YOUR INSTRUCTIONS ::
Please copy every line below that contains the string "panel".

--- DATA EXTRACT ---

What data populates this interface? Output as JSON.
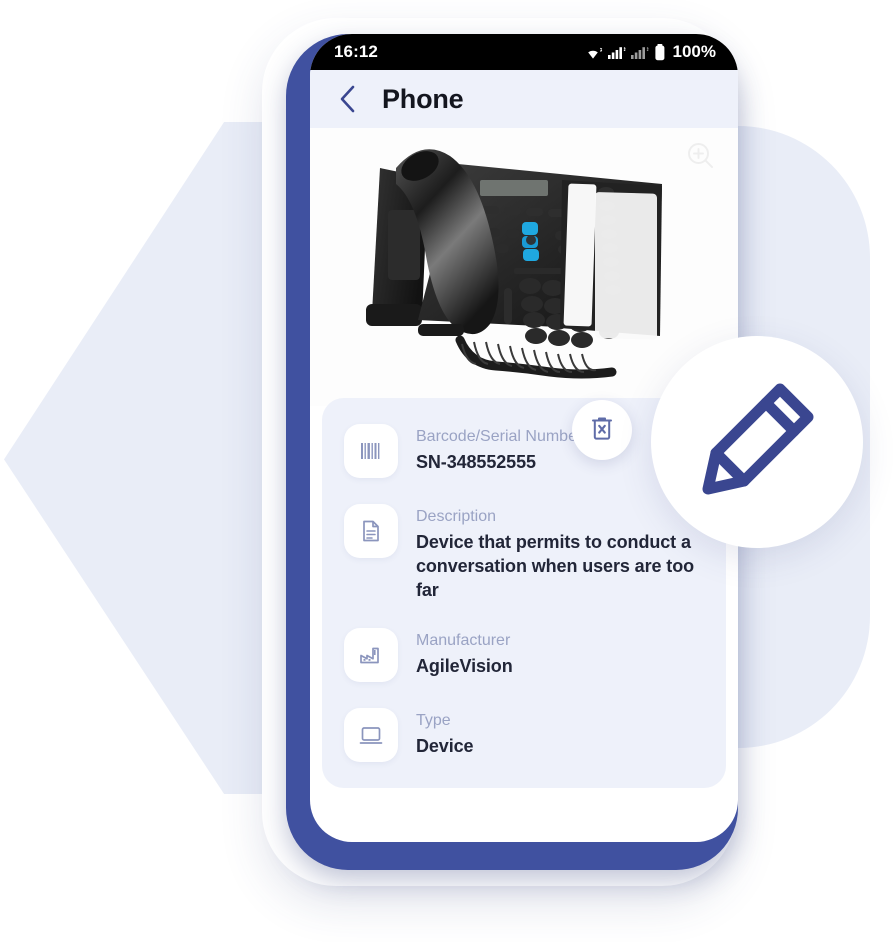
{
  "theme": {
    "accent": "#3a4690",
    "device_body": "#4051a0",
    "card_bg": "#eef1fa",
    "shape_bg": "#e9edf7",
    "label_color": "#9aa3c4",
    "value_color": "#222638"
  },
  "status_bar": {
    "time": "16:12",
    "battery_percent": "100%",
    "icons": [
      "wifi-icon",
      "cellular-signal-icon",
      "cellular-signal-2-icon",
      "battery-icon"
    ]
  },
  "header": {
    "back_icon": "chevron-left-icon",
    "title": "Phone"
  },
  "hero": {
    "image_alt": "black desk ip phone",
    "zoom_icon": "zoom-in-icon"
  },
  "actions": {
    "delete_icon": "trash-x-icon",
    "delete_label": "Delete",
    "edit_icon": "pencil-icon",
    "edit_label": "Edit"
  },
  "details": {
    "rows": [
      {
        "icon": "barcode-icon",
        "label": "Barcode/Serial Number",
        "value": "SN-348552555"
      },
      {
        "icon": "document-icon",
        "label": "Description",
        "value": "Device that permits to conduct a conversation when users are too far"
      },
      {
        "icon": "factory-icon",
        "label": "Manufacturer",
        "value": "AgileVision"
      },
      {
        "icon": "monitor-icon",
        "label": "Type",
        "value": "Device"
      }
    ]
  }
}
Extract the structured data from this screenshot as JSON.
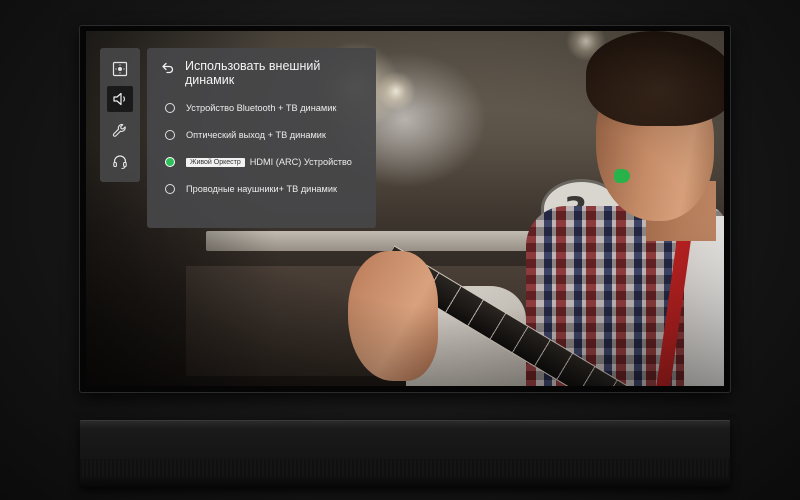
{
  "menu": {
    "title": "Использовать внешний динамик",
    "options": [
      {
        "label": "Устройство Bluetooth + ТВ динамик",
        "selected": false
      },
      {
        "label": "Оптический выход + ТВ динамик",
        "selected": false
      },
      {
        "badge": "Живой Оркестр",
        "label": "HDMI (ARC) Устройство",
        "selected": true
      },
      {
        "label": "Проводные наушники+ ТВ динамик",
        "selected": false
      }
    ]
  },
  "sidebar": {
    "items": [
      {
        "icon": "picture-settings-icon",
        "active": false
      },
      {
        "icon": "speaker-icon",
        "active": true
      },
      {
        "icon": "wrench-icon",
        "active": false
      },
      {
        "icon": "headset-icon",
        "active": false
      }
    ]
  },
  "scene": {
    "sign_text": "3"
  },
  "colors": {
    "accent": "#2fbf5b",
    "panel": "#464648",
    "active_icon_bg": "#1a1a1b"
  }
}
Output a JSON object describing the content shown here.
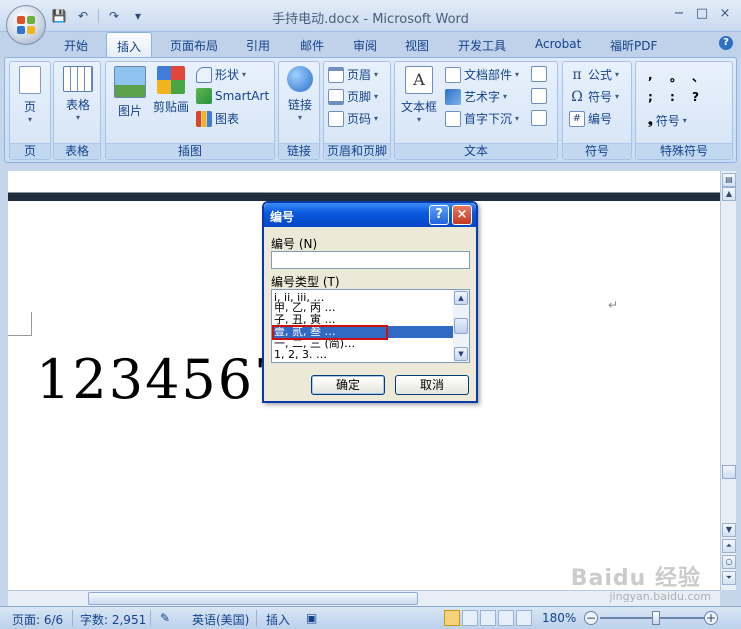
{
  "window": {
    "title": "手持电动.docx - Microsoft Word",
    "minimize": "−",
    "maximize": "□",
    "close": "×"
  },
  "qat": {
    "save": "💾",
    "undo": "↶",
    "redo": "↷",
    "more": "▾"
  },
  "tabs": [
    {
      "label": "开始"
    },
    {
      "label": "插入",
      "active": true
    },
    {
      "label": "页面布局"
    },
    {
      "label": "引用"
    },
    {
      "label": "邮件"
    },
    {
      "label": "审阅"
    },
    {
      "label": "视图"
    },
    {
      "label": "开发工具"
    },
    {
      "label": "Acrobat"
    },
    {
      "label": "福昕PDF"
    }
  ],
  "ribbon": {
    "groups": {
      "page": {
        "label": "页",
        "btn": "页"
      },
      "table": {
        "label": "表格",
        "btn": "表格"
      },
      "illustrations": {
        "label": "插图",
        "picture": "图片",
        "clipart": "剪贴画",
        "shapes": "形状",
        "smartart": "SmartArt",
        "chart": "图表"
      },
      "links": {
        "label": "链接",
        "btn": "链接"
      },
      "header_footer": {
        "label": "页眉和页脚",
        "header": "页眉",
        "footer": "页脚",
        "page_number": "页码"
      },
      "text": {
        "label": "文本",
        "textbox": "文本框",
        "quickparts": "文档部件",
        "wordart": "艺术字",
        "dropcap": "首字下沉"
      },
      "symbols": {
        "label": "符号",
        "equation": "公式",
        "symbol": "符号",
        "numbering": "编号"
      },
      "special": {
        "label": "特殊符号",
        "symbols": [
          ",",
          "。",
          "、",
          ";",
          ":",
          "?"
        ],
        "more": "符号"
      }
    }
  },
  "document": {
    "text": "12345678",
    "para_mark": "↵"
  },
  "dialog": {
    "title": "编号",
    "help": "?",
    "close": "×",
    "number_label": "编号 (N)",
    "number_value": "",
    "type_label": "编号类型 (T)",
    "types": [
      "i, ii, iii, …",
      "甲, 乙, 丙 …",
      "子, 丑, 寅 …",
      "壹, 贰, 叁 …",
      "一, 二, 三 (简)…",
      "1, 2, 3. …"
    ],
    "selected_index": 3,
    "ok": "确定",
    "cancel": "取消"
  },
  "status": {
    "page": "页面: 6/6",
    "words": "字数: 2,951",
    "language": "英语(美国)",
    "mode": "插入",
    "zoom": "180%",
    "zoom_level_percent": 180
  },
  "watermark": {
    "text": "Baidu 经验",
    "sub": "jingyan.baidu.com"
  }
}
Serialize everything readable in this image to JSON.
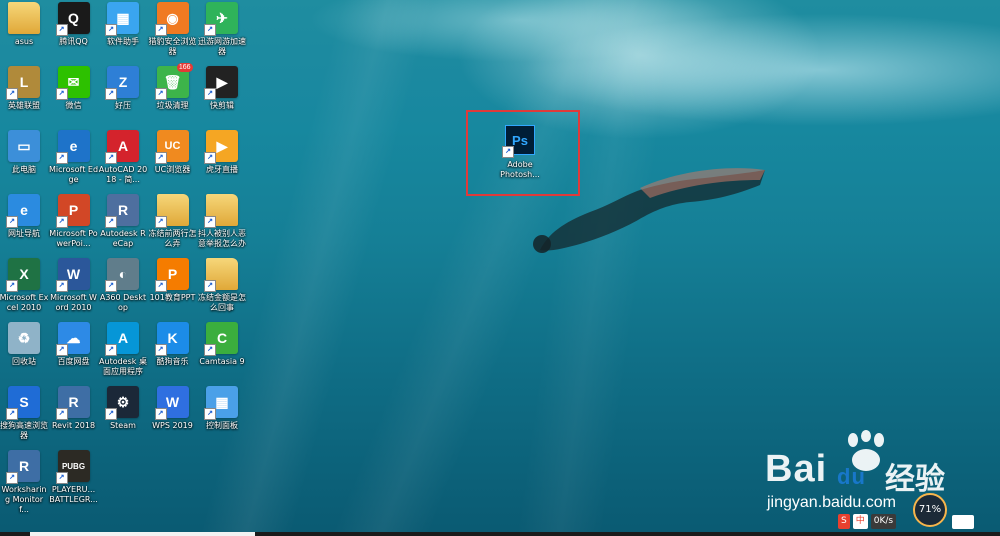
{
  "desktop": {
    "icons": [
      {
        "label": "asus",
        "icon": "folder-icon"
      },
      {
        "label": "腾讯QQ",
        "icon": "qq-icon"
      },
      {
        "label": "软件助手",
        "icon": "software-assistant-icon"
      },
      {
        "label": "猎豹安全浏览器",
        "icon": "cheetah-browser-icon"
      },
      {
        "label": "迅游网游加速器",
        "icon": "xunyou-icon"
      },
      {
        "label": "英雄联盟",
        "icon": "league-of-legends-icon"
      },
      {
        "label": "微信",
        "icon": "wechat-icon"
      },
      {
        "label": "好压",
        "icon": "haozip-icon"
      },
      {
        "label": "垃圾清理",
        "icon": "trash-cleanup-icon",
        "badge": "166"
      },
      {
        "label": "快剪辑",
        "icon": "kuaijianji-icon"
      },
      {
        "label": "此电脑",
        "icon": "this-pc-icon"
      },
      {
        "label": "Microsoft Edge",
        "icon": "edge-icon"
      },
      {
        "label": "AutoCAD 2018 - 简...",
        "icon": "autocad-icon"
      },
      {
        "label": "UC浏览器",
        "icon": "uc-browser-icon"
      },
      {
        "label": "虎牙直播",
        "icon": "huya-icon"
      },
      {
        "label": "网址导航",
        "icon": "ie-icon"
      },
      {
        "label": "Microsoft PowerPoi...",
        "icon": "powerpoint-icon"
      },
      {
        "label": "Autodesk ReCap",
        "icon": "recap-icon"
      },
      {
        "label": "冻结前两行怎么弄",
        "icon": "folder-icon"
      },
      {
        "label": "抖人被别人恶意举报怎么办",
        "icon": "folder-icon"
      },
      {
        "label": "Microsoft Excel 2010",
        "icon": "excel-icon"
      },
      {
        "label": "Microsoft Word 2010",
        "icon": "word-icon"
      },
      {
        "label": "A360 Desktop",
        "icon": "a360-icon"
      },
      {
        "label": "101教育PPT",
        "icon": "101ppt-icon"
      },
      {
        "label": "冻结金额是怎么回事",
        "icon": "folder-icon"
      },
      {
        "label": "回收站",
        "icon": "recycle-bin-icon"
      },
      {
        "label": "百度网盘",
        "icon": "baidu-netdisk-icon"
      },
      {
        "label": "Autodesk 桌面应用程序",
        "icon": "autodesk-app-icon"
      },
      {
        "label": "酷狗音乐",
        "icon": "kugou-icon"
      },
      {
        "label": "Camtasia 9",
        "icon": "camtasia-icon"
      },
      {
        "label": "搜狗高速浏览器",
        "icon": "sogou-browser-icon"
      },
      {
        "label": "Revit 2018",
        "icon": "revit-icon"
      },
      {
        "label": "Steam",
        "icon": "steam-icon"
      },
      {
        "label": "WPS 2019",
        "icon": "wps-icon"
      },
      {
        "label": "控制面板",
        "icon": "control-panel-icon"
      },
      {
        "label": "Worksharing Monitor f...",
        "icon": "worksharing-monitor-icon"
      },
      {
        "label": "PLAYERU... BATTLEGR...",
        "icon": "pubg-icon"
      }
    ],
    "selected_icon": {
      "label": "Adobe Photosh...",
      "icon": "photoshop-icon",
      "glyph": "Ps"
    }
  },
  "watermark": {
    "brand": "Bai",
    "brand2": "du",
    "chinese": "经验",
    "url": "jingyan.baidu.com"
  },
  "tray": {
    "ime_label": "中",
    "speed_value": "71%",
    "net_speed": "0K/s"
  }
}
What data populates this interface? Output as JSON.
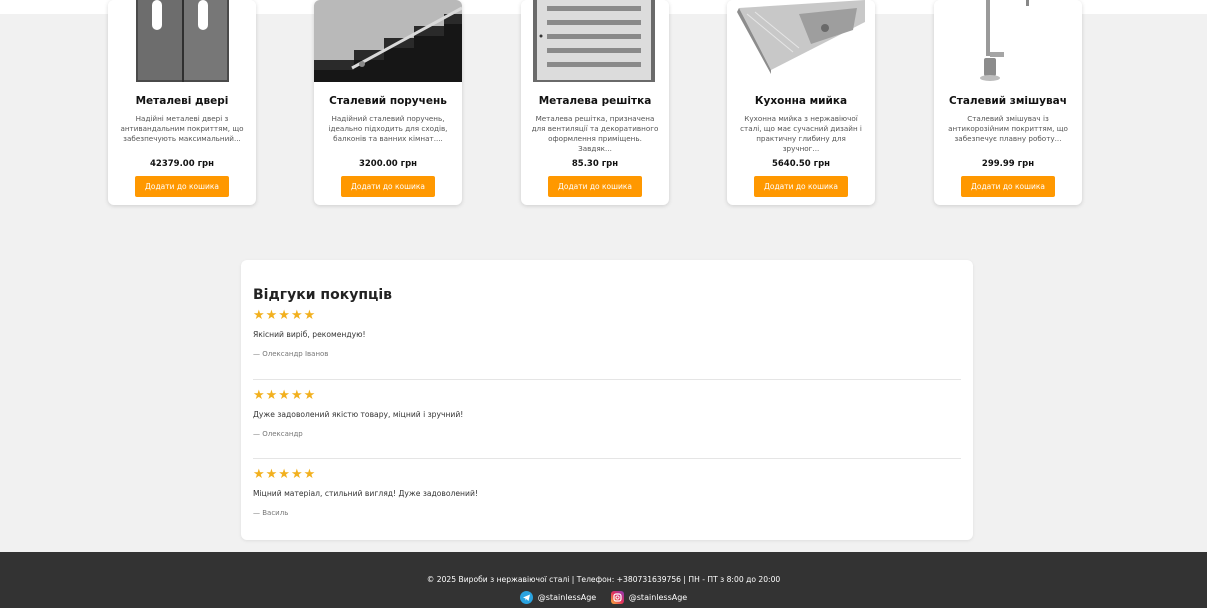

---

RESPONSE ::
    "panel": "#464648",
        "icon": "control-panel-icon"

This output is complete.